Extracted data:

- - -

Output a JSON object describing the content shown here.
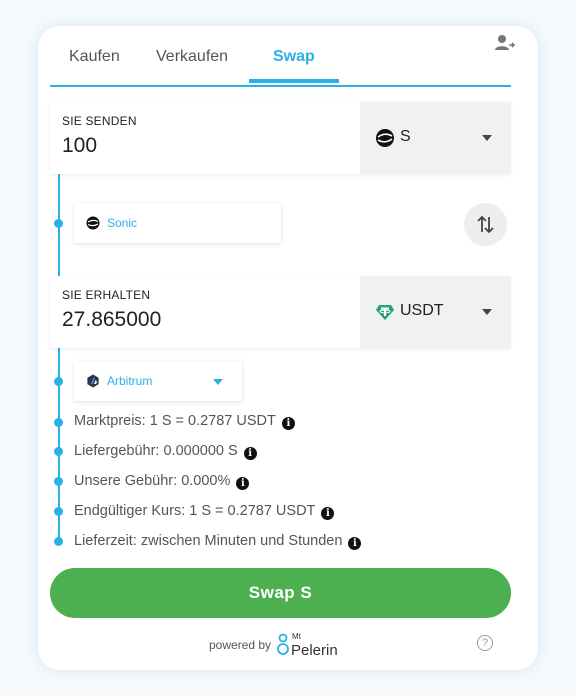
{
  "tabs": [
    {
      "label": "Kaufen"
    },
    {
      "label": "Verkaufen"
    },
    {
      "label": "Swap"
    }
  ],
  "send": {
    "label": "SIE SENDEN",
    "amount": "100",
    "currency": "S",
    "network": "Sonic"
  },
  "receive": {
    "label": "SIE ERHALTEN",
    "amount": "27.865000",
    "currency": "USDT",
    "network": "Arbitrum"
  },
  "info": [
    {
      "text": "Marktpreis: 1 S = 0.2787 USDT"
    },
    {
      "text": "Liefergebühr: 0.000000 S"
    },
    {
      "text": "Unsere Gebühr: 0.000%"
    },
    {
      "text": "Endgültiger Kurs: 1 S = 0.2787 USDT"
    },
    {
      "text": "Lieferzeit: zwischen Minuten und Stunden"
    }
  ],
  "swap_button": "Swap S",
  "footer": {
    "powered_by": "powered by",
    "brand_small": "Mt",
    "brand": "Pelerin"
  },
  "colors": {
    "accent": "#2ab0e8",
    "button": "#4caf50",
    "usdt": "#26a17b"
  },
  "icons": {
    "user": "user-switch-icon",
    "sonic": "sonic-icon",
    "usdt": "tether-icon",
    "arbitrum": "arbitrum-icon",
    "swap": "swap-arrows-icon",
    "info": "info-icon",
    "help": "help-icon"
  }
}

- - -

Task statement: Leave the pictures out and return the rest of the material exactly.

Answer box:
Output a JSON object describing the content shown here.
{
  "tabs": [
    {
      "label": "Kaufen"
    },
    {
      "label": "Verkaufen"
    },
    {
      "label": "Swap"
    }
  ],
  "send": {
    "label": "SIE SENDEN",
    "amount": "100",
    "currency": "S",
    "network": "Sonic"
  },
  "receive": {
    "label": "SIE ERHALTEN",
    "amount": "27.865000",
    "currency": "USDT",
    "network": "Arbitrum"
  },
  "info": [
    {
      "text": "Marktpreis: 1 S = 0.2787 USDT"
    },
    {
      "text": "Liefergebühr: 0.000000 S"
    },
    {
      "text": "Unsere Gebühr: 0.000%"
    },
    {
      "text": "Endgültiger Kurs: 1 S = 0.2787 USDT"
    },
    {
      "text": "Lieferzeit: zwischen Minuten und Stunden"
    }
  ],
  "swap_button": "Swap S",
  "footer": {
    "powered_by": "powered by",
    "brand_small": "Mt",
    "brand": "Pelerin"
  },
  "colors": {
    "accent": "#2ab0e8",
    "button": "#4caf50",
    "usdt": "#26a17b"
  },
  "icons": {
    "user": "user-switch-icon",
    "sonic": "sonic-icon",
    "usdt": "tether-icon",
    "arbitrum": "arbitrum-icon",
    "swap": "swap-arrows-icon",
    "info": "info-icon",
    "help": "help-icon"
  }
}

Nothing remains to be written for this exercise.